Though they tried to hide it, I knew they had a bad case of the What Ifs, themselves.
What if he was a skinhead?
Or a drug addict?
What if he was a gold-digger, only out to fleece me? You hear of them, you know. Men who prey on unsuspecting women and get them to hand over their life savings for a few turns in the sack. The fact that I had precisely €17.87 to my name didn’t seem to matter.
What if he was the shy and retiring type who didn’t say two words? What would they TALK about? The horror.
What if, and this was the big one, Yer Man took one look at the pair of them, decided it was too scary a future to even contemplate and ran for the hills, not taking me off their hands at all?
“No,” Mammy Dunne decided pushing the trolley frantically along the cake aisle in Tesco “no, we can’t have that. Put another 17 boxes of French Fancies in there. We’re not letting this one get away.”
While they were out buying enough confectionary to give a small town diabetes, Yer Man arrived up to the house in a taxi, wearing a shirt so ironed it would take the sight out of your eyes.

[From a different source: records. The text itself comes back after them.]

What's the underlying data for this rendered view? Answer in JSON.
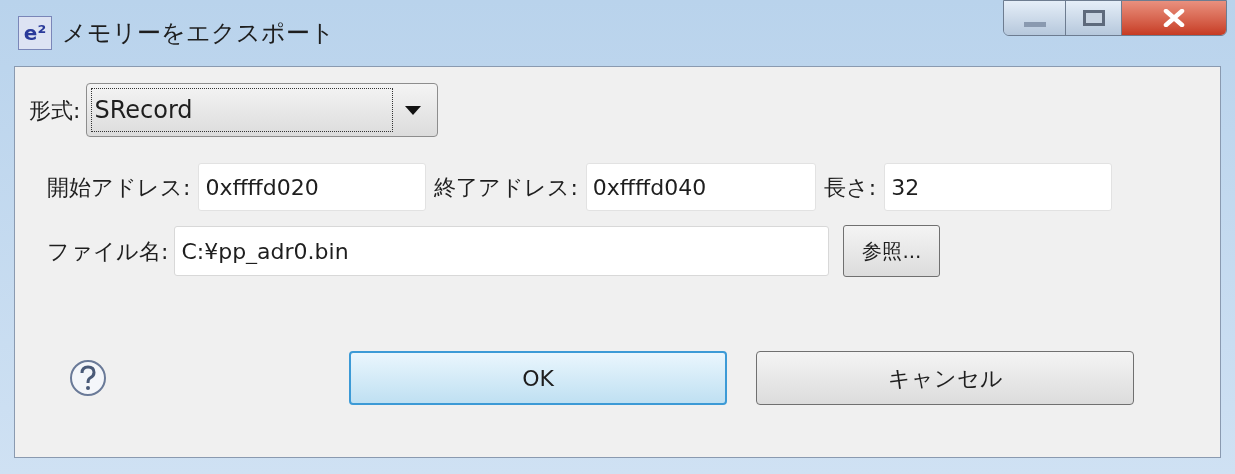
{
  "window": {
    "icon_text": "e²",
    "title": "メモリーをエクスポート"
  },
  "format": {
    "label": "形式:",
    "value": "SRecord"
  },
  "fields": [
    {
      "label": "開始アドレス:",
      "value": "0xffffd020"
    },
    {
      "label": "終了アドレス:",
      "value": "0xffffd040"
    },
    {
      "label": "長さ:",
      "value": "32"
    }
  ],
  "file": {
    "label": "ファイル名:",
    "value": "C:¥pp_adr0.bin",
    "browse": "参照..."
  },
  "buttons": [
    {
      "label": "OK",
      "default": true
    },
    {
      "label": "キャンセル",
      "default": false
    }
  ]
}
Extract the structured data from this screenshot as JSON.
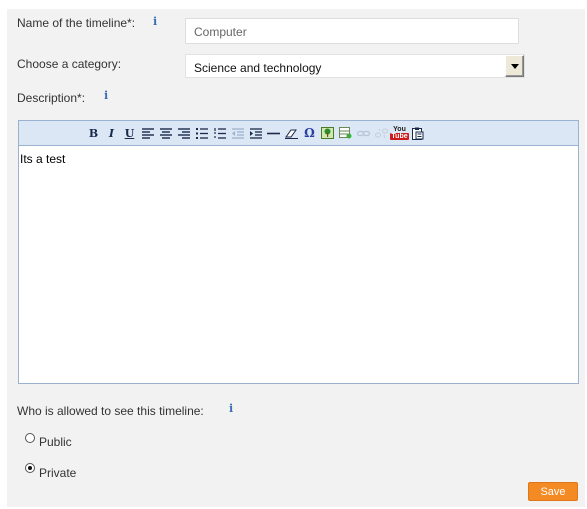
{
  "form": {
    "name_label": "Name of the timeline*:",
    "name_value": "Computer",
    "category_label": "Choose a category:",
    "category_value": "Science and technology",
    "description_label": "Description*:",
    "description_text": "Its a test",
    "visibility_label": "Who is allowed to see this timeline:",
    "visibility_options": [
      {
        "label": "Public",
        "selected": false
      },
      {
        "label": "Private",
        "selected": true
      }
    ],
    "save_label": "Save",
    "info_glyph": "i"
  },
  "toolbar": {
    "buttons": [
      "bold-icon",
      "italic-icon",
      "underline-icon",
      "align-left-icon",
      "align-center-icon",
      "align-right-icon",
      "bullet-list-icon",
      "numbered-list-icon",
      "outdent-icon",
      "indent-icon",
      "horizontal-rule-icon",
      "eraser-icon",
      "special-character-icon",
      "insert-image-icon",
      "insert-table-icon",
      "link-icon",
      "unlink-icon",
      "youtube-icon",
      "paste-icon"
    ],
    "bold_glyph": "B",
    "italic_glyph": "I",
    "underline_glyph": "U",
    "omega_glyph": "Ω",
    "youtube_you": "You",
    "youtube_tube": "Tube"
  },
  "colors": {
    "panel_bg": "#f2f2f2",
    "save_button": "#f48a24",
    "toolbar_bg": "#dce7f5",
    "info_icon": "#3a6fb0"
  }
}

“Why are you smiling like that,” I asked, terrified.
“I’m practicing,” he said through clenched teeth “this is my ‘I’m a nice guy’ smile, shut up!”
We sat in petrified silence in the sitting room, palms sweating, jumping at every little noise, until eventually we heard them pulling into the driveway.
Mammy Dunne bustled into the room full of the joys of spring, hand outstretched in welcome, enormous ‘I’m the perfect mother-in-law honest’ grin on her face, booming with laughter and asking, unnecessarily, “Is this him?”
Yer Man took an involuntary step backwards.
She’s a force to be reckoned with in full flow is Mammy Dunne. He gulped, but to his credit managed a normal non-axe-murdery grin back at her and they were off.
Daddy Dunne meanwhile circled in the background, giving Yer Man the once over for stray tattoos or piercings. Finding none and taking in the blinding crispness of his shirt, he nodded once and stepped forward for a handshake.
Although a little stilted at first, thankfully conversation flowed and pressure off, we all ate like animals.
Yer Man, clocking up the brownie points like there was no tomorrow, managed two ham-and-cheese toasties, three cans of coke, a cream cake, a few biscuits and a veritable mountain of French Fancies.
Mammy Dunne regarded him proudly. The boy could eat.
He was in.